It’s no news that I want to leave Barcelona. I’ve been saying it for a couple of years now.
Before finishing my PhD, I was determined to leave once I would finish it. But then I met my boyfriend, and doubts came in.
Because this guy wasn’t like other guys I went out with while I was single. He was and still is something else.
However, though I decided to stay and wait for him to finish his PhD, I’m still not so comfortable in this city.
The question is why?
After meditating I’ve realized that I have a wound, a Catalan wound, something that Catalans will recognize as “L’ESTACA”.
For Catalans, L’ESTACA represents the lack of freedom under which they lived after the Spanish Civil War. During this time, Catalans weren’t allowed to speak Catalan, among other types of repression they suffered.
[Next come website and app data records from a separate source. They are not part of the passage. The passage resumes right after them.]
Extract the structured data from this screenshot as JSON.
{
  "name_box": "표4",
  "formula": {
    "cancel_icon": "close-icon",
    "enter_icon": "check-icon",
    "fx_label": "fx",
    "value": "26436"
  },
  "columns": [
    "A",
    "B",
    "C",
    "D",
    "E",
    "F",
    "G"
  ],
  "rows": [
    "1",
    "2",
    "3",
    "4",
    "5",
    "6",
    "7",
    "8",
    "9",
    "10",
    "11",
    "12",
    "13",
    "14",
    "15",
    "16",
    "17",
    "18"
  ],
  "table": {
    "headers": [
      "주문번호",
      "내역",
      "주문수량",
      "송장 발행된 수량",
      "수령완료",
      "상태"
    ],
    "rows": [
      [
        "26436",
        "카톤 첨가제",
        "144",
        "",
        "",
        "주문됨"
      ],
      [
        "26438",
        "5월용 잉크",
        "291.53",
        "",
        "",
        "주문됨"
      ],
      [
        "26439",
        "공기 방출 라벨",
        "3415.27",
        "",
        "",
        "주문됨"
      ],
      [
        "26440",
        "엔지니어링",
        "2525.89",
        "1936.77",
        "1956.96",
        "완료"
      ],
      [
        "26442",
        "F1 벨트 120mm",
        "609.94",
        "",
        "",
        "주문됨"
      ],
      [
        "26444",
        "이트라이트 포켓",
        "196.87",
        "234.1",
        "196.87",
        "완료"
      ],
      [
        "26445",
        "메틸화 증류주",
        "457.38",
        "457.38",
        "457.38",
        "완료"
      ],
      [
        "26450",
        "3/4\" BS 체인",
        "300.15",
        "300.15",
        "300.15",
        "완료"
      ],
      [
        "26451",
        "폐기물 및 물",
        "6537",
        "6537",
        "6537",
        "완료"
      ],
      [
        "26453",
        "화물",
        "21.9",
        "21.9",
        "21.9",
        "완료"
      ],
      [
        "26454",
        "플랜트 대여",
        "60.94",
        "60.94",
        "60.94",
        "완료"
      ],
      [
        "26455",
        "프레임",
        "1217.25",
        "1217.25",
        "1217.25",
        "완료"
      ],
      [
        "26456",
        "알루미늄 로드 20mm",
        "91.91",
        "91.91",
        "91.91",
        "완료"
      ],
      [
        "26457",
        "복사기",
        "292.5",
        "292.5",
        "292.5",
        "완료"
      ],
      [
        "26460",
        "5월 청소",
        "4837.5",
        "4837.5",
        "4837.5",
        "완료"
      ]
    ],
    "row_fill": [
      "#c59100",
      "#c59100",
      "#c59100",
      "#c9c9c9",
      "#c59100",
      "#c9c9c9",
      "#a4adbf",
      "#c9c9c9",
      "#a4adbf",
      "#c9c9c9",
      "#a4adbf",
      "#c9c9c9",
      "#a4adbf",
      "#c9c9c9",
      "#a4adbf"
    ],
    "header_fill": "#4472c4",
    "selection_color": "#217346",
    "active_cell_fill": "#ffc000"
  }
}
L’Estaca also represents a metaphorical wound inflicted by this repression.
Catalan song about “L’ESTACA”.
Though decades have passed since Franco’s death, and now Catalans are allowed to speak Catalan, they are still wounded because they are not independent. Some of them would like to be a free country, apart from Spain. They would rather be part of the European Union than part of Spain.
To add some more pain, the rest of Spain generally dislikes them. Recently, a girl from Andalucia admitted on video to have been taught to hate Catalans with no rational reason to support such hate.
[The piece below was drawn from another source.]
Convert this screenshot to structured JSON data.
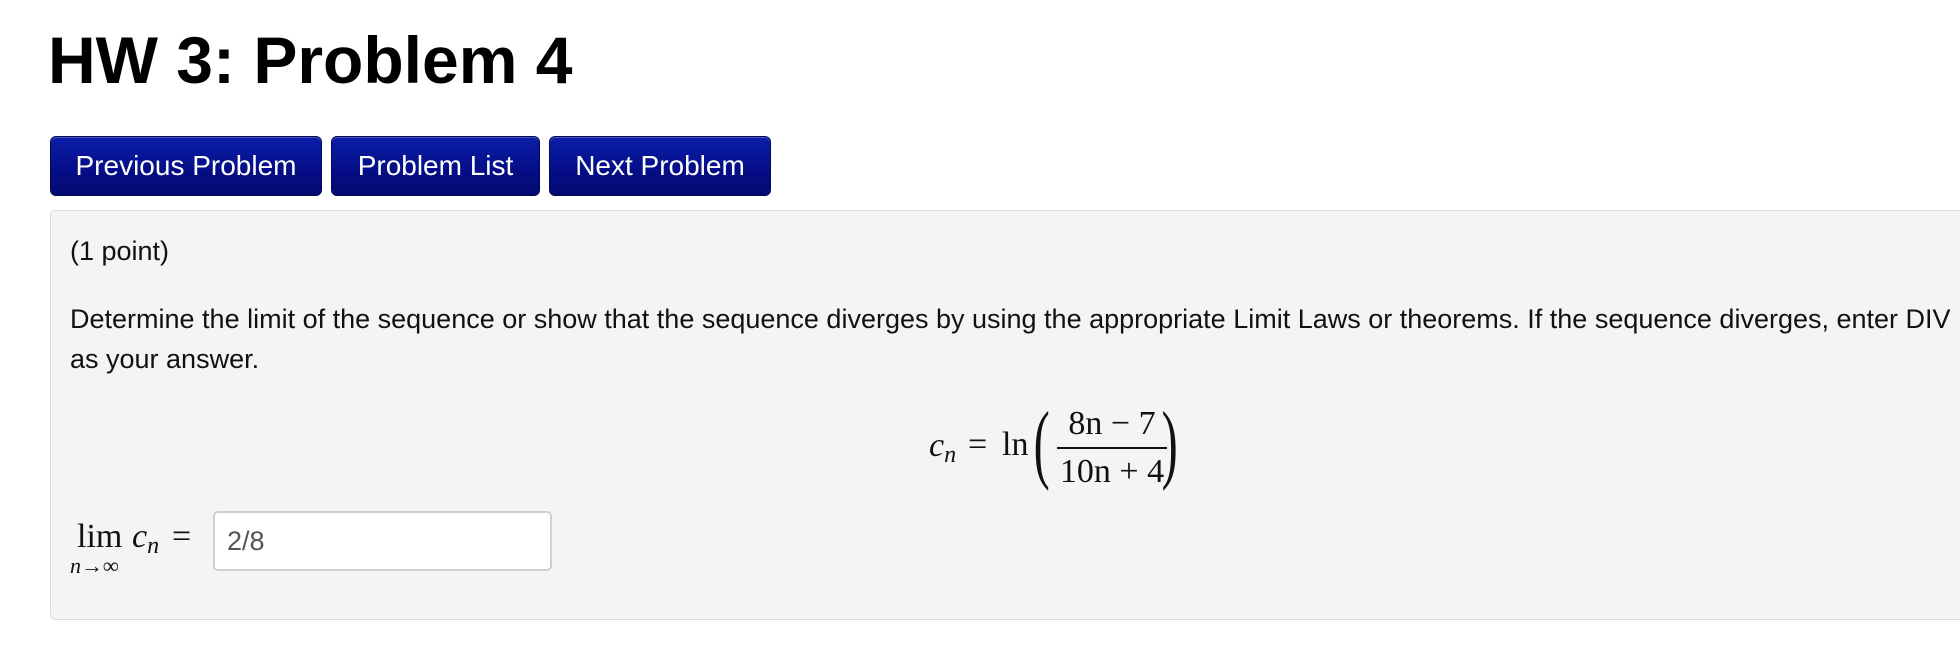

But my ESTACA is not Catalan’s ESTACA. My ESTACA is a wound they unintentionally inflicted upon me.
When I arrived, I learned my lesson well regarding to how Catalans are. Long story short, a classmate at the university that knew that I was from abroad and that therefore I was probably alone, organized a party with her colleagues before my face and didn’t invite me.
For an ignorant 20-years old Mexican who has just arrived, this is an insult. In Mexico, if someone knows you come from abroad and you are new at the university, he/she, they, will invite to whatever party they are planning to throw.
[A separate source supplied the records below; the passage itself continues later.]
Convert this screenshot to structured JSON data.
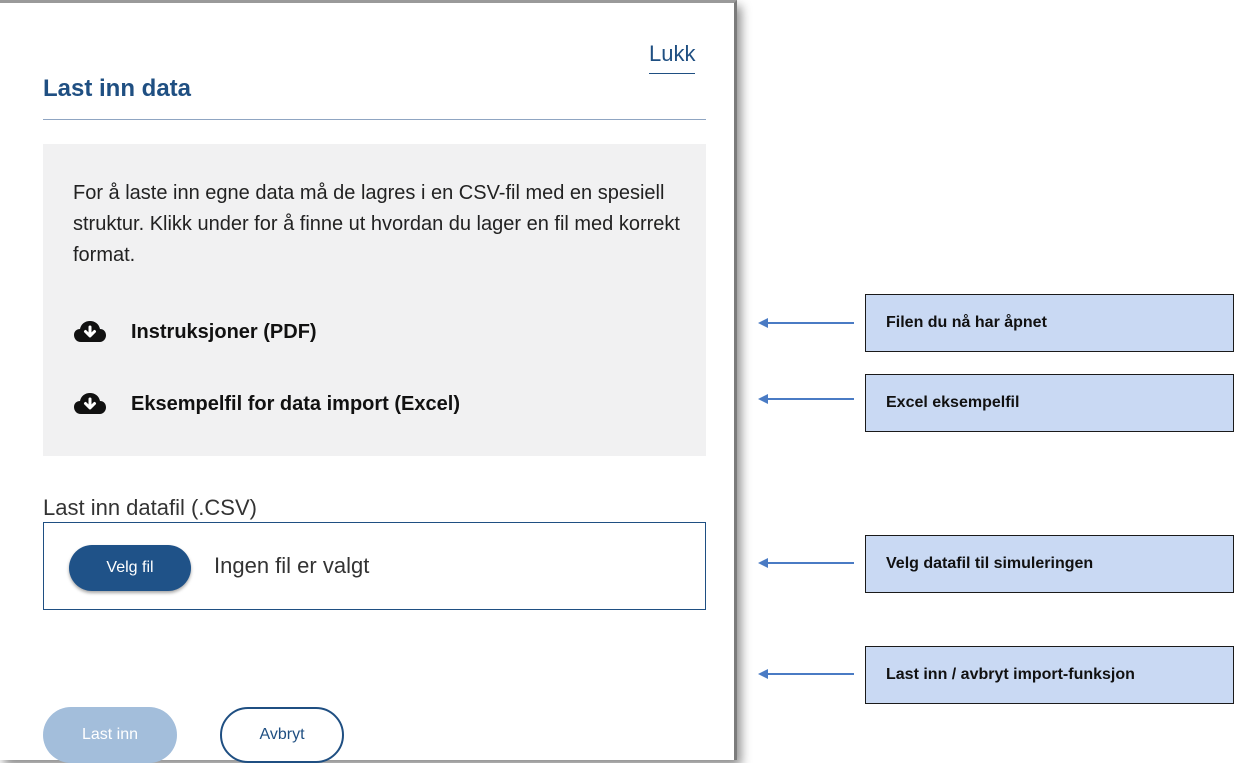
{
  "dialog": {
    "close_label": "Lukk",
    "title": "Last inn data",
    "info": {
      "text": "For å laste inn egne data må de lagres i en CSV-fil med en spesiell struktur. Klikk under for å finne ut hvordan du lager en fil med korrekt format.",
      "links": [
        {
          "icon": "cloud-download-icon",
          "label": "Instruksjoner (PDF)"
        },
        {
          "icon": "cloud-download-icon",
          "label": "Eksempelfil for data import (Excel)"
        }
      ]
    },
    "file_upload": {
      "label": "Last inn datafil (.CSV)",
      "button_label": "Velg fil",
      "status": "Ingen fil er valgt"
    },
    "actions": {
      "load_label": "Last inn",
      "cancel_label": "Avbryt"
    }
  },
  "annotations": [
    "Filen du nå har åpnet",
    "Excel eksempelfil",
    "Velg datafil til simuleringen",
    "Last inn / avbryt import-funksjon"
  ],
  "colors": {
    "brand": "#1f4f82",
    "callout_bg": "#c9d9f3",
    "arrow": "#4a7bc4",
    "disabled_button": "#a3bedb"
  }
}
But I wasn’t in Mexico.
During the time I lived here, I experienced similar behaviors. Something notoriously different from Mexico is that here people tend to organize their friendships in ghettos that never or rarely come together: The ghetto from high school, the ghetto from the neighborhood, the ghetto from my 1st workplace, the ghetto from my 2nd workplace… and so on.
In Mexico this is unusual, since people tend to gather all their friends as much as they can.
After 10 years I’ve realized that this behavior has wounded me. I’ve arrived at a point where I can barely give a chance to another Catalan.
I am not proud of or happy with this, since I also know that Catalans are really hard working, creative, innovative people that, of course, also know how to be nice good friends. Is just that the emotional side of this is quite hard for me.
Once, a Mexican friend living in Barcelona to whom I was talking about this, told me:
They treat you as they feel themselves.
At that time I didn’t understand it quite well, but now I know:
Since I feel wounded, I’m constantly defending myself from Catalans, just as they are defending themselves from everybody that makes them feel disliked… just like I have felt disliked every time a Catalan friend organized a party or something alike, with their friends from ghetto No. 1, when I was part of ghetto No. 2 and thus I wasn’t invited.
When you realize that people from whatever place in the world are not mean, but that they have been educated under a collective pain, then you understand their unspoken social norms without taking it personal.
Mexicans may not be “as mean” as Catalans, but we also have other issues that are the byproduct of our past and our suffering, issues that Catalans may not like when visiting Mexico.
I would like to leave Barcelona with peace of mind. Knowing that people from here did their best with what they had. Knowing that only I am responsible for healing my wound, as Catalans are for healing theirs. I wish them the greatest success on this.